Containing over seventy-five recipes — including Chartrand’s award-winning dish “War Paint” — along with personal stories and interviews with friends, culinary influences, and family members, tawâw is part cookbook, part exploration of ingredients and techniques, and part chef’s personal journal — a visionary book that will invite readers to leaf through its pages for ideas, education, recipes, and inspiration.
Shane M. Chartrand, of the Enoch Cree Nation, is at the forefront of the re-emergence of Indigenous cuisine in North America. Raised in Central Alberta, where he learned to respect food through raising livestock, hunting, and fishing on his family's acreage, Chartrand relocated to Edmonton as a young man to pursue culinary training. In 2015, Chartrand was invited to participate in the prestigious international chef contingent of Cook It Raw, and has since competed on Food Network Canada's Iron Chef Canada and Chopped Canada. Currently, Chartrand is the executive chef at the acclaimed SC Restaurant at the River Cree Resort & Casino in Enoch, Alberta, where he transforms his diverse influences and experiences into culinary art.

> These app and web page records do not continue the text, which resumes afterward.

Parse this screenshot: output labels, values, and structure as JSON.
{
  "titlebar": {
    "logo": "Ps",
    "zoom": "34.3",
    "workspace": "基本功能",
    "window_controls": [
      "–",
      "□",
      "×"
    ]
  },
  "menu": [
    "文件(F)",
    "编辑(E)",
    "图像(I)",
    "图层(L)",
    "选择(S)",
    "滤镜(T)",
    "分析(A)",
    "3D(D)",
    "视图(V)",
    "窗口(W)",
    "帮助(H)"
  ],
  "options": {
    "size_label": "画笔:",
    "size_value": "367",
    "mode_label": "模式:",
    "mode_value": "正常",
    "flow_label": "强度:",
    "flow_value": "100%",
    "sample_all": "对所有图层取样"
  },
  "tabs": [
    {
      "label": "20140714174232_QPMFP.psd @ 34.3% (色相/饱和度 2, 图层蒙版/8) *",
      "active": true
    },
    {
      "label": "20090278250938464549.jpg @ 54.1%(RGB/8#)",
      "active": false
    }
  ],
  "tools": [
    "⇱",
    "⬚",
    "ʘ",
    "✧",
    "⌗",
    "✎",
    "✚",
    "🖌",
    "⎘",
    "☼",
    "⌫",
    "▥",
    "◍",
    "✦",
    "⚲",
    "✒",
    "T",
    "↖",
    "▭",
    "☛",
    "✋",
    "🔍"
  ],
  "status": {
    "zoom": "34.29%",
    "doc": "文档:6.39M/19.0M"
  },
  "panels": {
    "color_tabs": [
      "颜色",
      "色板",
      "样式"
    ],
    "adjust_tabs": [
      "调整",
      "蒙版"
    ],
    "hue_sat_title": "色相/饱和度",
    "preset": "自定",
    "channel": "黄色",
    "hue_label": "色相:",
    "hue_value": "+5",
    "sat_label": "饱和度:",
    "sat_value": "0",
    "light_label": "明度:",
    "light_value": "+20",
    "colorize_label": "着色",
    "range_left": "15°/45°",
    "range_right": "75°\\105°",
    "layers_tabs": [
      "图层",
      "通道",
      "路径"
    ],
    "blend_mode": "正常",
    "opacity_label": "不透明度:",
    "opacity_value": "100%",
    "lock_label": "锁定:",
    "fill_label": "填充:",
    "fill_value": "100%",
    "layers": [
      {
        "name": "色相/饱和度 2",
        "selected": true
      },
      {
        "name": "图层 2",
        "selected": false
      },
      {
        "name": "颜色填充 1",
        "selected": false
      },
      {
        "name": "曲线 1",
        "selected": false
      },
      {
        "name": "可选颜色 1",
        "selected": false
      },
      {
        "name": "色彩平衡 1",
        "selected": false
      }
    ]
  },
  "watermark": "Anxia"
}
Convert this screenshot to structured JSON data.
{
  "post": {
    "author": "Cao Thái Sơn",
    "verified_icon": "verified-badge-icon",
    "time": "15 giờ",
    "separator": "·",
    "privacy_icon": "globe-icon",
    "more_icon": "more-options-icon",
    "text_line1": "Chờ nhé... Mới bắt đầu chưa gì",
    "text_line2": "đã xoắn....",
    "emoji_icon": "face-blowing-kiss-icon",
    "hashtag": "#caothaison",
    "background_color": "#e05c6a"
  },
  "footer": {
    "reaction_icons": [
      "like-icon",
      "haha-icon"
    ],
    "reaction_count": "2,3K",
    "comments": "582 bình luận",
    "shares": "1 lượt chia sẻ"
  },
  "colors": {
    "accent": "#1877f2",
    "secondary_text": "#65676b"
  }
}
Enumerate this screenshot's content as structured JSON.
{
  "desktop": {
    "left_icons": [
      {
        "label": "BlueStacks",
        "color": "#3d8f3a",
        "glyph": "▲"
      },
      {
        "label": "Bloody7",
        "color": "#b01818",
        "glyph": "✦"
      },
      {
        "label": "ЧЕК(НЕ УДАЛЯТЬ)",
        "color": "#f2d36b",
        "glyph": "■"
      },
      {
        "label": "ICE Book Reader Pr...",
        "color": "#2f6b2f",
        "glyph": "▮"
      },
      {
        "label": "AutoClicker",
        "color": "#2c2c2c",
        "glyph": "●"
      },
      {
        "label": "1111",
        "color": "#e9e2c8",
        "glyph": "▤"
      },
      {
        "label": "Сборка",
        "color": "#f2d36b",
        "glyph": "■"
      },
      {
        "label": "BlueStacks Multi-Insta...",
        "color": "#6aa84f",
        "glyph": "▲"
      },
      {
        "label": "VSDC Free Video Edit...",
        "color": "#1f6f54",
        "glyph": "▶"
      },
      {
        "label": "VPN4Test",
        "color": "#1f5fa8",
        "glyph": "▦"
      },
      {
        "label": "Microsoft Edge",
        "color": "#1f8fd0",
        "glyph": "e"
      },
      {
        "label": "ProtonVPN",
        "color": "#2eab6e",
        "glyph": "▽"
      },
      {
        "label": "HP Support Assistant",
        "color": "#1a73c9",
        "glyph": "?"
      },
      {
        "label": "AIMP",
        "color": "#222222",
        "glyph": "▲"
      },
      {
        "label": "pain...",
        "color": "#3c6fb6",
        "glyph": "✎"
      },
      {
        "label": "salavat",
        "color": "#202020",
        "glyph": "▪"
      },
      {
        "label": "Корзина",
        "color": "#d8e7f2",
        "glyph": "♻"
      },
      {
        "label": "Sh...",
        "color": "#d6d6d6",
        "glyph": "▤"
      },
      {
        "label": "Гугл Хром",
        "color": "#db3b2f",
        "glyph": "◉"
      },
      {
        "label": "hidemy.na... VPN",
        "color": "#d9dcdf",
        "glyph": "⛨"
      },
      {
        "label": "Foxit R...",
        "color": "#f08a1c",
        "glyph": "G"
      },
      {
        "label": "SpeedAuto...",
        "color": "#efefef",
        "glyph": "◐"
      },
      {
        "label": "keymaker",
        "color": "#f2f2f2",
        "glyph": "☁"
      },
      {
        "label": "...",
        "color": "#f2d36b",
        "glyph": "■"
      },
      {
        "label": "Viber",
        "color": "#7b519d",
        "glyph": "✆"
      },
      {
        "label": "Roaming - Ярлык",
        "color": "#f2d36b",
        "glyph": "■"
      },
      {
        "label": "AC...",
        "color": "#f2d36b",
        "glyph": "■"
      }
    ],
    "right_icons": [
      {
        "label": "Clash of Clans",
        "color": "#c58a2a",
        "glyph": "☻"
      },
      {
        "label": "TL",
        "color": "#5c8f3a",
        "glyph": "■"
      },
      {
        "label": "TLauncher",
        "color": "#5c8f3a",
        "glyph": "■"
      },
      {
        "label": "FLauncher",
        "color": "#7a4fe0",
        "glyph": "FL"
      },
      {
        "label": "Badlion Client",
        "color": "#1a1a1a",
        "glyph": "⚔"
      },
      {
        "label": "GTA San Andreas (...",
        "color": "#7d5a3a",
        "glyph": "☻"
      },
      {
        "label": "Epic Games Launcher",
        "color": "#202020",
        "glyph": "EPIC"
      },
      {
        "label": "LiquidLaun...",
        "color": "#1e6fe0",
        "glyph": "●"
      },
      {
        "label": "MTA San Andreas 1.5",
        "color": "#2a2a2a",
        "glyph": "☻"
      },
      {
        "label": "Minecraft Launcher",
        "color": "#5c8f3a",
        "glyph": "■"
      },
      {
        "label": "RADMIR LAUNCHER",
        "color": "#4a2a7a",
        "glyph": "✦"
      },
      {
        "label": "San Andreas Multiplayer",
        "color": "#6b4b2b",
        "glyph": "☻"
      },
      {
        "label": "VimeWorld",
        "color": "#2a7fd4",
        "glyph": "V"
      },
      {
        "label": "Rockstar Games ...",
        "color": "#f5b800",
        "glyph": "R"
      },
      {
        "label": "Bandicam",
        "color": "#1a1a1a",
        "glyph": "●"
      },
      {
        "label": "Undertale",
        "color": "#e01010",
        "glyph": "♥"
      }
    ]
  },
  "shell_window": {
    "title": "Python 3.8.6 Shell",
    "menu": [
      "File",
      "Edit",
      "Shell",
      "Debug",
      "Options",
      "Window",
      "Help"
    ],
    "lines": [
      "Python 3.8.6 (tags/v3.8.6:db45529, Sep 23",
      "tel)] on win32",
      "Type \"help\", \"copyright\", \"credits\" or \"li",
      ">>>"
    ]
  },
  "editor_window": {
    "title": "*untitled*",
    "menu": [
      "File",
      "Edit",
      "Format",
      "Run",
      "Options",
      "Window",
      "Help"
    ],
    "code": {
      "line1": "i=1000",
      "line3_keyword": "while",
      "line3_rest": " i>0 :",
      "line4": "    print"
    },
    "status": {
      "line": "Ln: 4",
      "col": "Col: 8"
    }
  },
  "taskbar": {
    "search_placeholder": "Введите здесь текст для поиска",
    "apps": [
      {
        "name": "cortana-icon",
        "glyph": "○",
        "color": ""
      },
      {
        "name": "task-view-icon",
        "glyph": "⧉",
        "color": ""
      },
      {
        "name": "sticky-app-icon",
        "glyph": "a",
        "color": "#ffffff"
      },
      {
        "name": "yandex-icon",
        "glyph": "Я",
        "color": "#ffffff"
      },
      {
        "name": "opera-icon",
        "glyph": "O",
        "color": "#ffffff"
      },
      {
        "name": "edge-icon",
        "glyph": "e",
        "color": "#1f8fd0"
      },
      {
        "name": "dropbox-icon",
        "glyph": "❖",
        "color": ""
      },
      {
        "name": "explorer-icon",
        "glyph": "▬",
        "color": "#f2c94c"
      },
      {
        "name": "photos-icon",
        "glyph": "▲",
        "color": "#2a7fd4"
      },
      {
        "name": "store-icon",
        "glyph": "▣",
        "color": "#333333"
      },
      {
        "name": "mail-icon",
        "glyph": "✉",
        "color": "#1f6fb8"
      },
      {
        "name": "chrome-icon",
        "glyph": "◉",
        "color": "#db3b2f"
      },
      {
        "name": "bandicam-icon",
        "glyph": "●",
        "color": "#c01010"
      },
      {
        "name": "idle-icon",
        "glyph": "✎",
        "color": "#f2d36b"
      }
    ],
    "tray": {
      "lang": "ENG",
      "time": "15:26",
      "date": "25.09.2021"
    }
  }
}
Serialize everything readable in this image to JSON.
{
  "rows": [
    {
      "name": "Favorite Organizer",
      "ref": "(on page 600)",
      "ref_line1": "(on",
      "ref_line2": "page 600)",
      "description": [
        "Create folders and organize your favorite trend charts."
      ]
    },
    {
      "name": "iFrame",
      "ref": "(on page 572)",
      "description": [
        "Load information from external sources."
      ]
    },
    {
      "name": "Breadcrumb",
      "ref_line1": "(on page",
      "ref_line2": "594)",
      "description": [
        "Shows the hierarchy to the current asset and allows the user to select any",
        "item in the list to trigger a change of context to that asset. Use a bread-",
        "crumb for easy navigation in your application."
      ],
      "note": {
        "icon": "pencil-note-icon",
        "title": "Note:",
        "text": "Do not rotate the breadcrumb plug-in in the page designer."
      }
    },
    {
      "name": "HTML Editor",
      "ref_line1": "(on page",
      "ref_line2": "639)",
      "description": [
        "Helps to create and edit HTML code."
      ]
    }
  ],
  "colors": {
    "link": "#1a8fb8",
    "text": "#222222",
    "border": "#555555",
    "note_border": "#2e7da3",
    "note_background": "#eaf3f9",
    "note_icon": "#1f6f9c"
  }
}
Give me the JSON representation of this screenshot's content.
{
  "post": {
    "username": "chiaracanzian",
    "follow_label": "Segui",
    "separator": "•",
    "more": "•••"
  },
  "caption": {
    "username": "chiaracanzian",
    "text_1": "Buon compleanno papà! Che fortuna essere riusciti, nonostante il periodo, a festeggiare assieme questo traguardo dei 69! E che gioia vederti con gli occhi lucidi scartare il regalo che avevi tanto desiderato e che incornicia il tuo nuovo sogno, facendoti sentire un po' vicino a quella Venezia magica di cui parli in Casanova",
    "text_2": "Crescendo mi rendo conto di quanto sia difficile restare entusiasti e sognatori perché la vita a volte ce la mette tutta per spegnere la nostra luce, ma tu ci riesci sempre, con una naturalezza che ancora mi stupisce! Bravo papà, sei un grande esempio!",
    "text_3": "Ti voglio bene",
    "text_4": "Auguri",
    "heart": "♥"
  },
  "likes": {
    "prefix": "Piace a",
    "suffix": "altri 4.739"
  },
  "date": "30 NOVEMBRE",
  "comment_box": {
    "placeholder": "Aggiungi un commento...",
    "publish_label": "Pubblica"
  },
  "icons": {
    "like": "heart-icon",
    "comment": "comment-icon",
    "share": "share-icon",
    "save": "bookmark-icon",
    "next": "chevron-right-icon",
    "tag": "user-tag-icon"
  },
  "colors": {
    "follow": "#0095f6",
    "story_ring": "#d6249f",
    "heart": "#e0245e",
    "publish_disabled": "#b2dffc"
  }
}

Born and raised in Edmonton, Alberta, Jennifer Cockrall-King is a Canadian food writer who now lives in the small community of Naramata, in British Columbia's Okanagan Valley. She is the author of Food and the City: Urban Agriculture and the New Food Revolution and Food Artisans of the Okanagan Valley. Her writing has appeared in publications across North America, including Maclean's, Reader's Digest, Eighteen Bridges, Canadian Geographic, and enRoute magazine.